Your task →
Set down each line of the data below exactly.

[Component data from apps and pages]
○ ○ ○ ○

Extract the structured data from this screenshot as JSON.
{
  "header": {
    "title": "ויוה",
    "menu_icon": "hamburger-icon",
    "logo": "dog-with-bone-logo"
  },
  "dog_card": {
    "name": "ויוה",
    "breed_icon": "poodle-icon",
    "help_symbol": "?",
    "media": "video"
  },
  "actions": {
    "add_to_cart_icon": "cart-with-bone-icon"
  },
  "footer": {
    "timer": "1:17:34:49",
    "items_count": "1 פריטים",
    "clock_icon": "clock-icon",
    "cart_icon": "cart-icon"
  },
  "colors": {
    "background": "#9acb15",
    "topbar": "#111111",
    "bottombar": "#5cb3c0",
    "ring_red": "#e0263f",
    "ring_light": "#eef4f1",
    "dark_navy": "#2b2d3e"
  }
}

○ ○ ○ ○

Exercise output →
Extract the structured data from this screenshot as JSON.
{
  "header": {
    "title": "ויוה",
    "menu_icon": "hamburger-icon",
    "logo": "dog-with-bone-logo"
  },
  "dog_card": {
    "name": "ויוה",
    "breed_icon": "poodle-icon",
    "help_symbol": "?",
    "media": "video"
  },
  "actions": {
    "add_to_cart_icon": "cart-with-bone-icon"
  },
  "footer": {
    "timer": "1:17:34:49",
    "items_count": "1 פריטים",
    "clock_icon": "clock-icon",
    "cart_icon": "cart-icon"
  },
  "colors": {
    "background": "#9acb15",
    "topbar": "#111111",
    "bottombar": "#5cb3c0",
    "ring_red": "#e0263f",
    "ring_light": "#eef4f1",
    "dark_navy": "#2b2d3e"
  }
}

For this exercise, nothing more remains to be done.